The change of name in 1903 led immediately to the concept that the Society should not be limited to Toronto, but should become national in scope. The second Centre to be established was that of Ottawa in 1906, where the Dominion Observatory was being set up. In Ottawa W.F. King, Carlyle S. Beals, and Peter M. Millman along with equally notable collaborators made major contributions to professional astronomy, and the Society. The other early regional RASC node with a strong commitment to research and leading professional involvement was Victoria Centre, thanks to J.S. Plaskett, Andrew McKellar, R.M. Petrie, and colleagues.

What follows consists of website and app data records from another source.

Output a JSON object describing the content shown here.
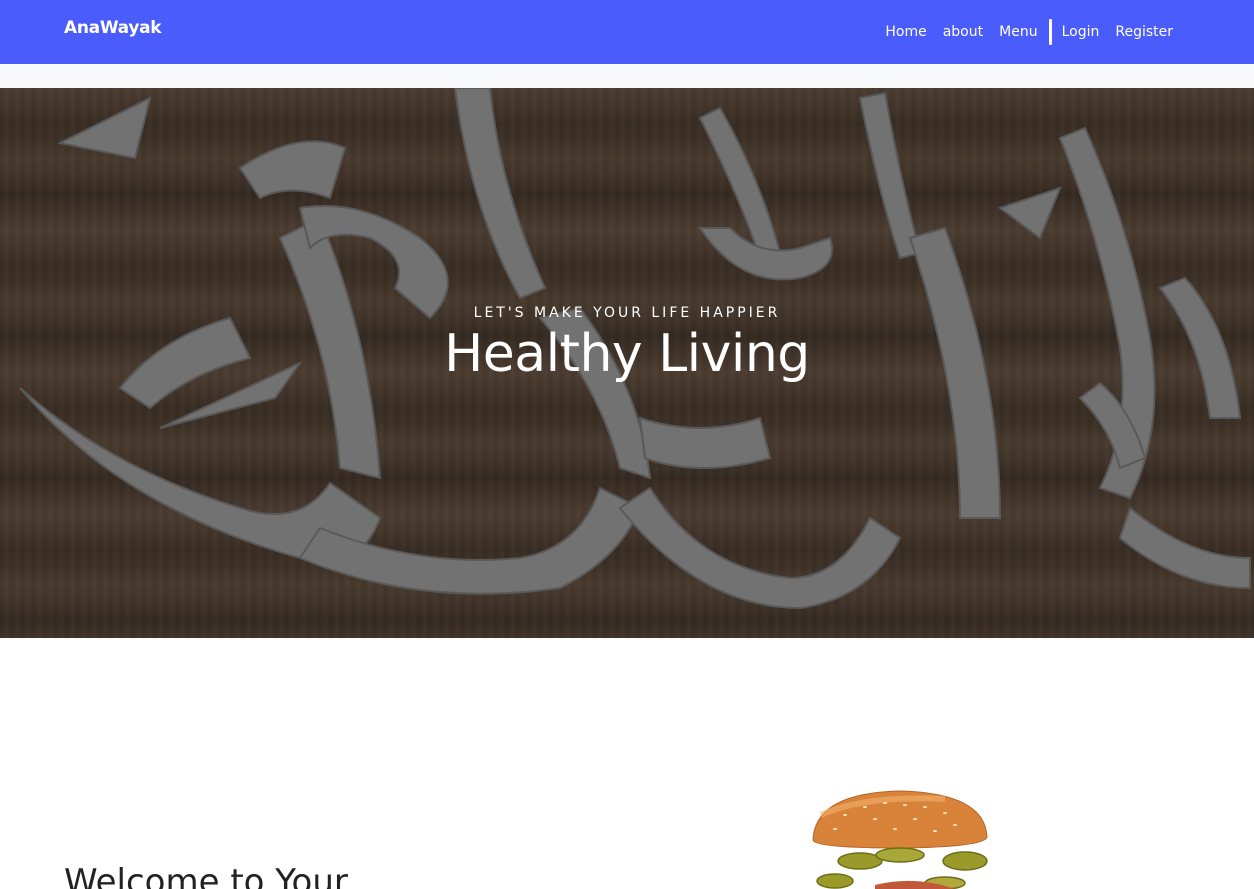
{
  "navbar": {
    "brand": "AnaWayak",
    "links": [
      {
        "label": "Home"
      },
      {
        "label": "about"
      },
      {
        "label": "Menu"
      },
      {
        "label": "Login"
      },
      {
        "label": "Register"
      }
    ],
    "color": "#4a5cfb"
  },
  "hero": {
    "subtitle": "LET'S MAKE YOUR LIFE HAPPIER",
    "title": "Healthy Living"
  },
  "welcome": {
    "heading": "Welcome to Your"
  },
  "icons": [
    "burger-image",
    "calligraphy-background"
  ]
}
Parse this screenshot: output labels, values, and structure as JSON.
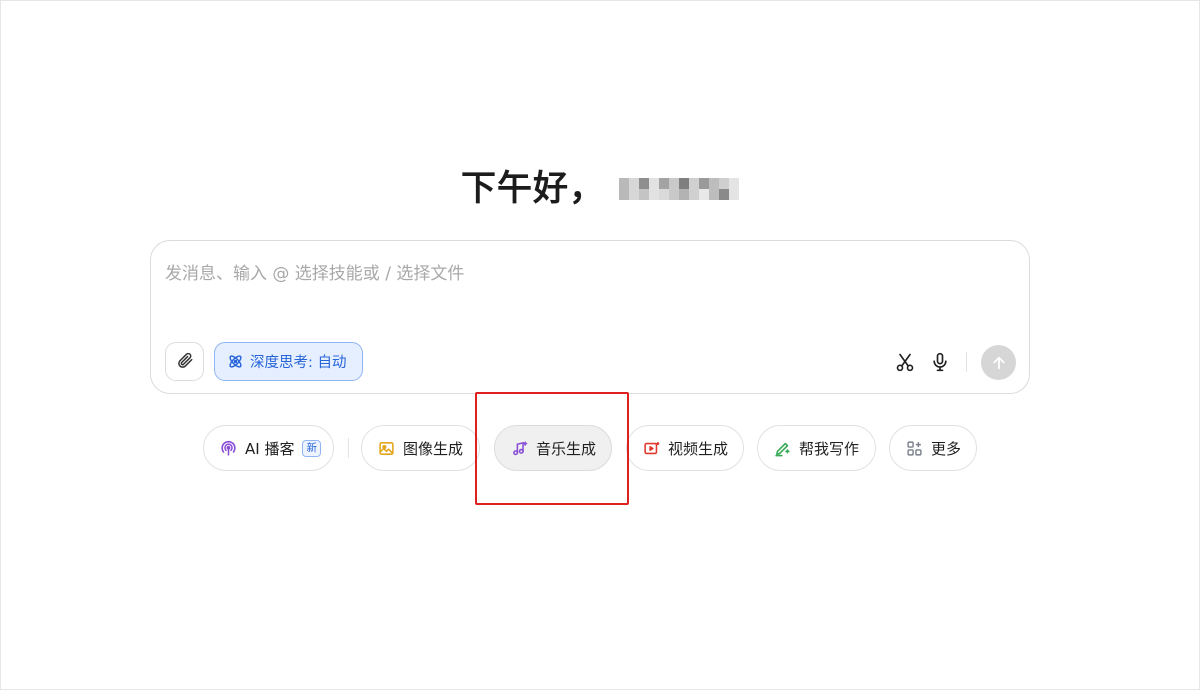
{
  "greeting": {
    "text": "下午好，"
  },
  "composer": {
    "placeholder": "发消息、输入 @ 选择技能或 / 选择文件",
    "value": "",
    "deep_think_label": "深度思考: 自动"
  },
  "icons": {
    "attach": "paperclip-icon",
    "deep_think": "atom-icon",
    "scissors": "scissors-icon",
    "mic": "microphone-icon",
    "send": "arrow-up-icon"
  },
  "quick_actions": [
    {
      "label": "AI 播客",
      "icon": "podcast-icon",
      "badge": "新"
    },
    {
      "label": "图像生成",
      "icon": "image-icon"
    },
    {
      "label": "音乐生成",
      "icon": "music-note-icon"
    },
    {
      "label": "视频生成",
      "icon": "video-icon"
    },
    {
      "label": "帮我写作",
      "icon": "pen-icon"
    },
    {
      "label": "更多",
      "icon": "grid-icon"
    }
  ],
  "colors": {
    "accent_blue": "#2664d9",
    "podcast": "#8a4fd6",
    "image": "#e3a51a",
    "music": "#8a4fd6",
    "video": "#e0392e",
    "write": "#34a853",
    "more": "#7a7f8a",
    "highlight": "#e0201e"
  }
}
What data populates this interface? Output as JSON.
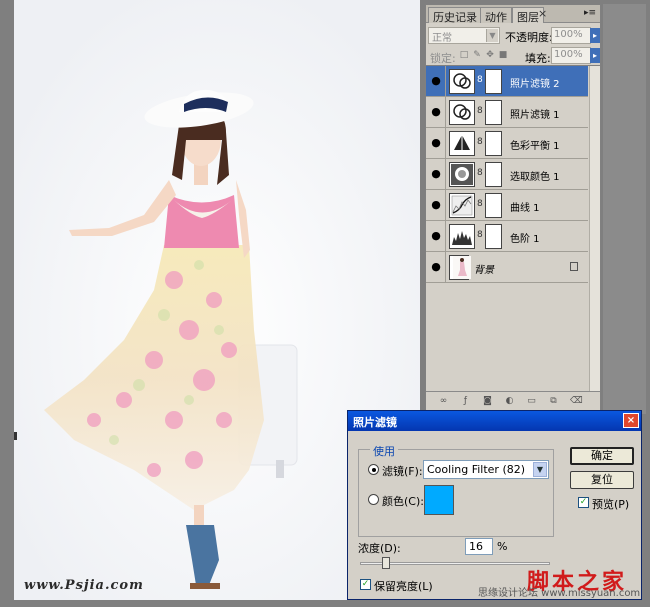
{
  "canvas": {
    "watermark": "www.Psjia.com"
  },
  "layers_panel": {
    "tabs": [
      {
        "label": "历史记录"
      },
      {
        "label": "动作"
      },
      {
        "label": "图层"
      }
    ],
    "tab_close": "×",
    "menu_icon": "▸≡",
    "blend_mode": "正常",
    "opacity_label": "不透明度:",
    "opacity_value": "100%",
    "lock_label": "锁定:",
    "fill_label": "填充:",
    "fill_value": "100%",
    "layers": [
      {
        "name": "照片滤镜 2",
        "icon": "photo-filter-thumb",
        "selected": true
      },
      {
        "name": "照片滤镜 1",
        "icon": "photo-filter-thumb",
        "selected": false
      },
      {
        "name": "色彩平衡 1",
        "icon": "color-balance-thumb",
        "selected": false
      },
      {
        "name": "选取颜色 1",
        "icon": "selective-color-thumb",
        "selected": false
      },
      {
        "name": "曲线 1",
        "icon": "curves-thumb",
        "selected": false
      },
      {
        "name": "色阶 1",
        "icon": "levels-thumb",
        "selected": false
      },
      {
        "name": "背景",
        "icon": "background-photo-thumb",
        "selected": false
      }
    ]
  },
  "dialog": {
    "title": "照片滤镜",
    "close": "×",
    "group_title": "使用",
    "filter_radio_label": "滤镜(F):",
    "filter_value": "Cooling Filter (82)",
    "color_radio_label": "颜色(C):",
    "color_swatch": "#00aaff",
    "density_label": "浓度(D):",
    "density_value": "16",
    "density_unit": "%",
    "preserve_label": "保留亮度(L)",
    "ok_label": "确定",
    "reset_label": "复位",
    "preview_label": "预览(P)",
    "footer_watermark": "思缘设计论坛 www.missyuan.com",
    "site_mark": "脚本之家"
  },
  "colors": {
    "selected_layer": "#3f6fb8",
    "titlebar": "#0a58e0",
    "swatch": "#00aaff"
  }
}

Outstanding amateur members have made their mark on astronomy, and contributed to making the RASC more than just an astronomy club, among them David H. Levy, Paul Boltwood, and Damien Lemay, among many others.
As mentioned earlier, the close involvement of professionals in the Society and their provision of leadership changed with the rise of the Canadian Astronomical Society/Société Canadienne d’Astronomie (CASCA), during the long decade 1971-1983. CASCA is the voice of professional astronomy in Canada, and its Board of Directors forms the Canadian National Committee of the International Astronomical Union (IAU). Due to the changing nature of how cutting-edge astronomy was done nationally, and internationally in the 1970s, and the changing demands of securing big money for big science, the creation of a Canadian professional society was inevitable and necessary for the health of the discipline. Relations between RASC and CASCA remain cordial and cooperative, but the fact that professional involvement in the older Society has progressively and dramatically declined since 1971 has not been entirely to the good. Fortunately, some professionals are still members, and contribute significantly, such as James Hesser, John R. Percy, Douglas P. Hube, Doug Welch, Roberto Abraham, and Mike Reid, to name a few.
With 29 Centres from sea to sea across Canada, and well-over 4000 members, the Society has the potential to be significant within the scientific fabric of the country. Furthering science literacy isn't just noble, it's essential, for to quote Neil deGrasse Tyson:
“I would teach how science works as much as I would teach what science knows. I would assert (given that essentially, everyone will learn to read) that science literacy is the most important kind of literacy they can take into the 21st century.”
With luck and discernment it is to be hoped that the Society can summon the vision to remain useful to our fellow citizens in the coming years.